Drinks, canapes and ... sudoku

Hotels are doing all they can to stop lone travellers feeling lonely, writes Jodie McLeod.

In the film Up in the Air, George Clooney's character, Ryan, says that last year he spent 322 days on the road for work, flying from one hotel to the next. "Which means that I had to spend 43 miserable days at home," he says. While Ryan pretends the isolation suits him, the reality is: he's lonely.

A study by Westin Hotels and Resorts finds that 34 per cent of frequent travellers feel lonely away from home. Night after night of solo restaurant dining, unaccompanied lobby bar cocktails and cuddling up to a king-sized void in bed can take its toll. Technology has helped bridge the gap between home and away, with wireless internet access widely available, but providing guests with company of the non-virtual kind is the new focus for hotels.

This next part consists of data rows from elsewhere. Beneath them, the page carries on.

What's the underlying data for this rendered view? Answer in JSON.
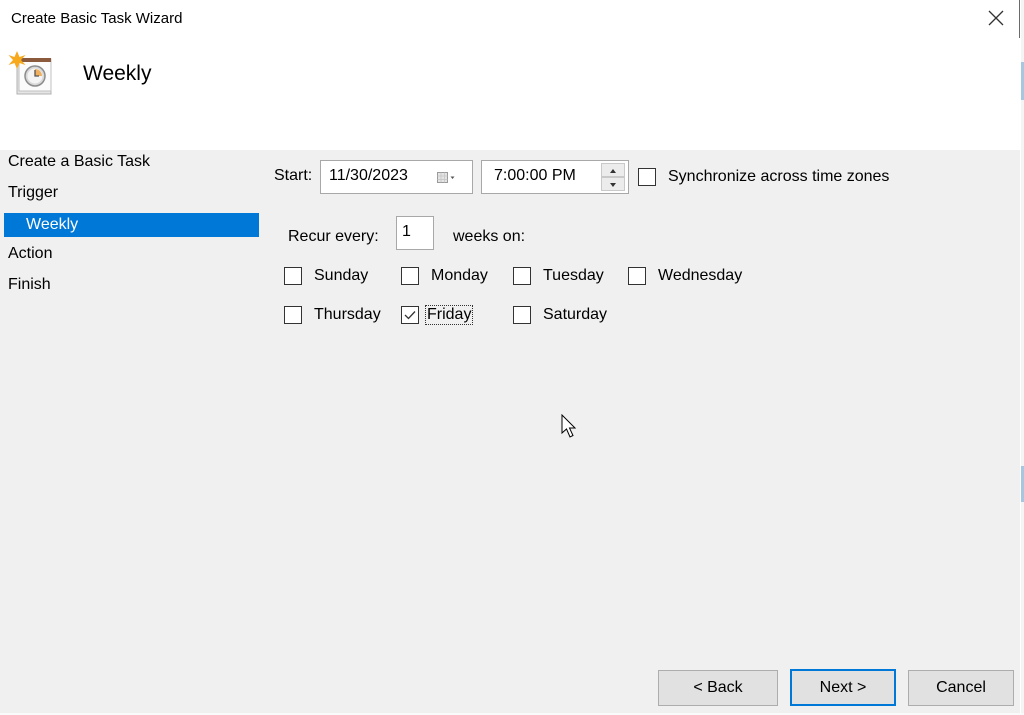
{
  "window": {
    "title": "Create Basic Task Wizard",
    "close_icon": "close-icon"
  },
  "header": {
    "title": "Weekly",
    "icon": "scheduled-task-clock-icon"
  },
  "nav": {
    "items": [
      {
        "label": "Create a Basic Task",
        "selected": false
      },
      {
        "label": "Trigger",
        "selected": false
      },
      {
        "label": "Weekly",
        "selected": true
      },
      {
        "label": "Action",
        "selected": false
      },
      {
        "label": "Finish",
        "selected": false
      }
    ]
  },
  "form": {
    "start_label": "Start:",
    "start_date": "11/30/2023",
    "calendar_icon": "calendar-dropdown-icon",
    "start_time": "7:00:00 PM",
    "sync_label": "Synchronize across time zones",
    "sync_checked": false,
    "recur_label": "Recur every:",
    "recur_value": "1",
    "weeks_on_label": "weeks on:",
    "days": [
      {
        "label": "Sunday",
        "checked": false
      },
      {
        "label": "Monday",
        "checked": false
      },
      {
        "label": "Tuesday",
        "checked": false
      },
      {
        "label": "Wednesday",
        "checked": false
      },
      {
        "label": "Thursday",
        "checked": false
      },
      {
        "label": "Friday",
        "checked": true,
        "focused": true
      },
      {
        "label": "Saturday",
        "checked": false
      }
    ]
  },
  "buttons": {
    "back": "< Back",
    "next": "Next >",
    "cancel": "Cancel"
  },
  "colors": {
    "accent": "#0078d7",
    "panel_bg": "#f0f0f0"
  }
}
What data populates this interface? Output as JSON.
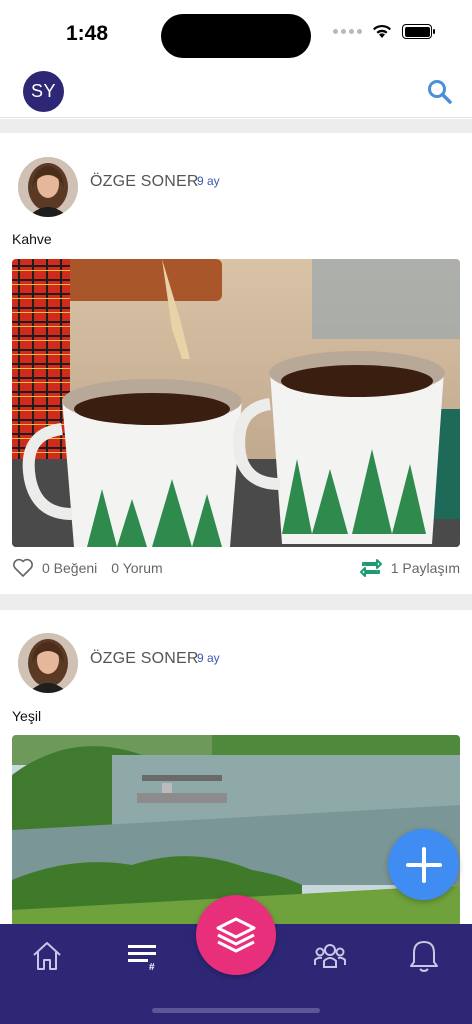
{
  "status_bar": {
    "time": "1:48"
  },
  "header": {
    "avatar_initials": "SY",
    "search_icon": "search-icon"
  },
  "posts": [
    {
      "author": "ÖZGE SONER",
      "time": "9 ay",
      "text": "Kahve",
      "likes": "0 Beğeni",
      "comments": "0 Yorum",
      "shares": "1 Paylaşım"
    },
    {
      "author": "ÖZGE SONER",
      "time": "9 ay",
      "text": "Yeşil"
    }
  ],
  "bottom_nav": {
    "items": [
      "home-icon",
      "feed-list-icon",
      "layers-icon",
      "groups-icon",
      "bell-icon"
    ]
  },
  "colors": {
    "brand": "#2d2776",
    "accent_pink": "#e72f7c",
    "fab_blue": "#3f8cf2",
    "share_green": "#1f9b70"
  }
}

Starwood Hotels and Resorts, the parent company of Westin, took charge of the trend following Westin's survey findings. One of Starwood's luxury offspring, W Hotels, launched W Happenings: a calendar of exclusive evening experiences designed to draw guests down from their hotel rooms to mingle with fellow travellers. For guests and W invitees only, W Happenings range from art exhibitions to fashion shows and entertainment industry guest speakers. W Hong Kong regularly hosts Sip and Indulge nights for guests, bolstered by celebrity appearances (among them, tennis player Martina Navratilova and actor Jean Reno), and this year held a pre-Valentine's Day sWingles party, with blind chocolate tastings and intimate mini-massages.

Westin has introduced a global initiative, branded Unwind, with the aim of alleviating aloneness. The early evening ritual adds another dimension to the lobby bar experience, inviting guests to relax and chat over drinks, canapes and sudoku puzzles in a themed setting. Each hotel's Unwind ritual has a unique twist depending on the location, which acts as a point of conversation for guests.

At The Westin Sydney, housed within the GPO building at Martin Place, guests are greeted by a waiter wearing a post-master general's costume who guides them through a gallery of historic images. In Beijing, Westin's Unwind attendees can meet and greet over a traditional candle-lighting ceremony; in Venice they can learn to make the perfect Bellini.

The Regent hotel in Singapore (a Four Seasons hotel) recently launched an afternoon Italian cooking class, hosted by the restaurant Basilico's chefs, to help guests stretch their social wings. Pullman Hotels will soon roll out a series of designated chill-out lounge rooms, complete with coffee machines, wide-screen TVs, games consoles and intimate seating.

Fitness classes are also geared to meeting people. At the InterContinental Hong Kong, business travellers can bask in early-morning company with a tai-chi class beside the pool, free of charge; at the InterContinental Prague, a weekly crack-of-dawn run takes social joggers on a scenic route across the river to a nearby park.

At Aloft hotels, a new Starwood brand aimed at a younger clientele, there are "living room areas" instead of lobby bars and "back yards" instead of courtyards to encourage more communal conviviality. There are also signature nights during the week at each hotel's wxyz bar, where DJs and acoustic music sessions, EP launches and A-list events help lubricate social liaisons.

For those solo travellers who just want to fill the abyss across the dining table, Novotel by Accor has introduced a dining package in its Australian hotels, targeted at women, that includes a glass of wine, a magazine and a fast-tracked meal to minimise the awkwardness of dining alone.

And what to do with that big empty space in bed? British hotel chain Travelodge may have the solution. A survey of 2000 of its guests found that 57 per cent felt lonely sleeping without their partner when away from home, so Travelodge introduced the Cuddillow - a 75-centimetre-long cuddle pillow with arms - to help lone guests get a good night's sleep.

As Clooney's character concludes in Up in the Air: "I don't want to sound like a Hallmark card but ... Life? It's better with company."